Some residents in the Webber Place and Lake Shore Road area appeared in front of the Grosse Pointe Shores City Council during a meeting Sept. 20 to express concerns over some of their neighbors apparently feeding and providing shelter for feral cats. City officials were also given a petition that Mayor Ted Kedzierski noted had been signed by an estimated 25 residents asking Shores officials to address this matter.

Kim Valice said she has seen cat shelters — which some residents referred to as “cat igloos” because of their shape — in backyards, along with cat food for wild strays that roam the area.

Valice said that, besides cats, the food is also attracting coyotes, who have become more common and less fearful of humans because they’re essentially being fed by humans.

Wildlife experts also warn that pet food left outdoors is known to attract rats.

Teresa Lucido, another resident in the area, said she’s had other problems as a result of the feeding. The feral cats — which she said likely are unvaccinated and “clearly not spayed (or neutered)” — are urinating on her outdoor furniture.

“We have to consider this a public health issue,” Lucido said.

Leaving cat food outside to care for wild cats isn’t permitted in the Shores.

“We don’t allow people to feed feral cats,” Public Safety Director Kenneth Werenski said. “We don’t allow people to feed wild animals.”

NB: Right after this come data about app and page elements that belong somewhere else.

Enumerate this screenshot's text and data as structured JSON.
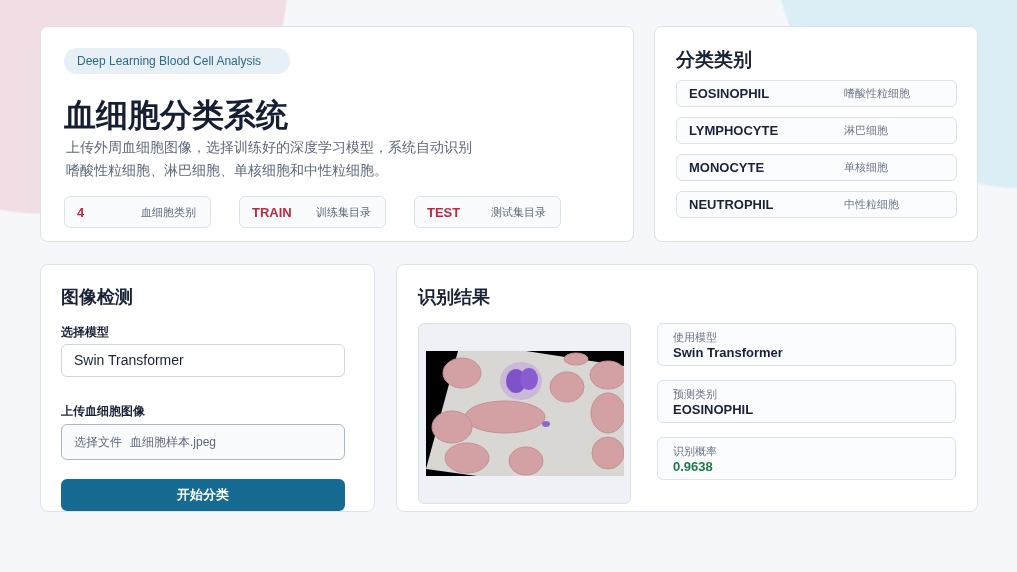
{
  "hero": {
    "badge": "Deep Learning Blood Cell Analysis",
    "title": "血细胞分类系统",
    "description": "上传外周血细胞图像，选择训练好的深度学习模型，系统自动识别嗜酸性粒细胞、淋巴细胞、单核细胞和中性粒细胞。",
    "stats": [
      {
        "value": "4",
        "label": "血细胞类别"
      },
      {
        "value": "TRAIN",
        "label": "训练集目录"
      },
      {
        "value": "TEST",
        "label": "测试集目录"
      }
    ]
  },
  "categories": {
    "title": "分类类别",
    "items": [
      {
        "code": "EOSINOPHIL",
        "name": "嗜酸性粒细胞"
      },
      {
        "code": "LYMPHOCYTE",
        "name": "淋巴细胞"
      },
      {
        "code": "MONOCYTE",
        "name": "单核细胞"
      },
      {
        "code": "NEUTROPHIL",
        "name": "中性粒细胞"
      }
    ]
  },
  "detection": {
    "title": "图像检测",
    "model_label": "选择模型",
    "model_field": {
      "value": "Swin Transformer"
    },
    "upload_label": "上传血细胞图像",
    "file_field": {
      "button": "选择文件",
      "file_name": "血细胞样本.jpeg"
    },
    "submit_button": "开始分类"
  },
  "result": {
    "title": "识别结果",
    "fields": [
      {
        "label": "使用模型",
        "value": "Swin Transformer",
        "kind": "text"
      },
      {
        "label": "预测类别",
        "value": "EOSINOPHIL",
        "kind": "text"
      },
      {
        "label": "识别概率",
        "value": "0.9638",
        "kind": "score"
      }
    ]
  }
}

Shores officials are asking residents who see this type of activity in their neighborhood to report it to the Public Safety Department.

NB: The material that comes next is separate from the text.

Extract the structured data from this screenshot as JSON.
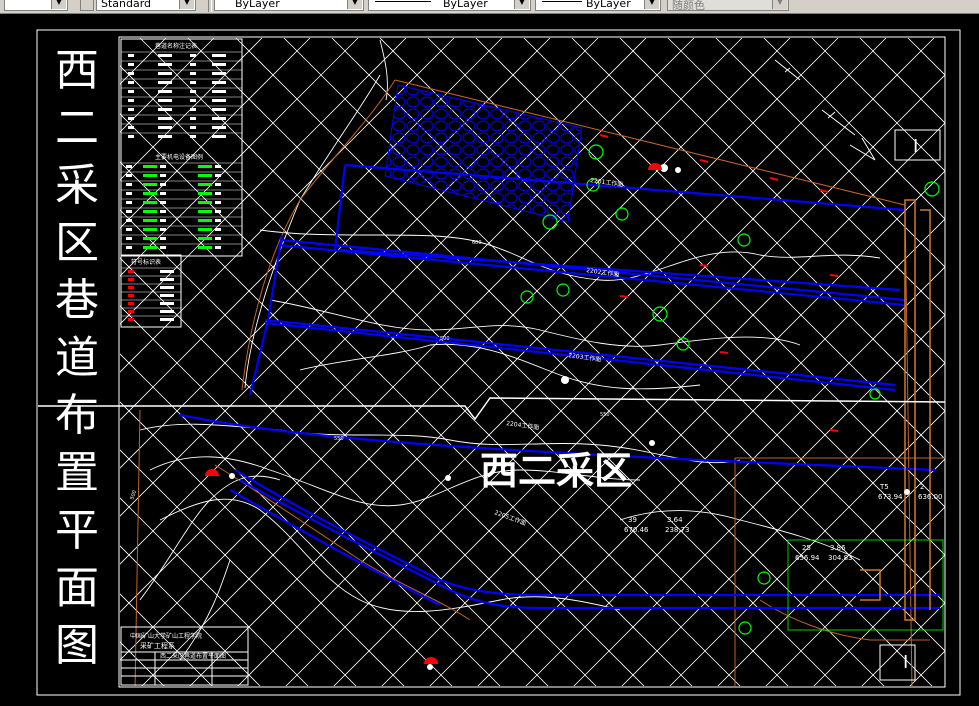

City Manager Stephen Poloni said Werenski got the city’s first complaint about people feeding feral cats Sept. 11. Poloni said the residents were given a warning that day, but when officers went back to revisit the property a week later and saw that the feeding was still taking place, they were issued an ordinance violation.

City Attorney Brian Renaud said the Shores’ “very broad” general nuisance ordinance is applicable in these cases. He said the city didn’t need a specific ordinance to deal with this issue.

“You have the obvious authority, the clear authority to enforce the ordinance,” Renaud said.

Renaud said the city’s nuisance ordinance gives officials “plenty of ticketing authority” to prevent this activity, especially since the feeding is “creating a health problem” by drawing rodents and coyotes.

“The issue here seems to be harboring cats, which attracts other animals,” Renaud said.

Neighbors presented city officials with photos and videos showing what was happening.

“We’ll be asking people with igloos to remove those,” Poloni said. “If we have complaints, we’ll investigate those immediately.”

Valice warned city officials that they may need to make follow-up visits to homes with the cat igloos. She said some residents who have been asked to take them down have complied in the moment, only to put them back in the yard later.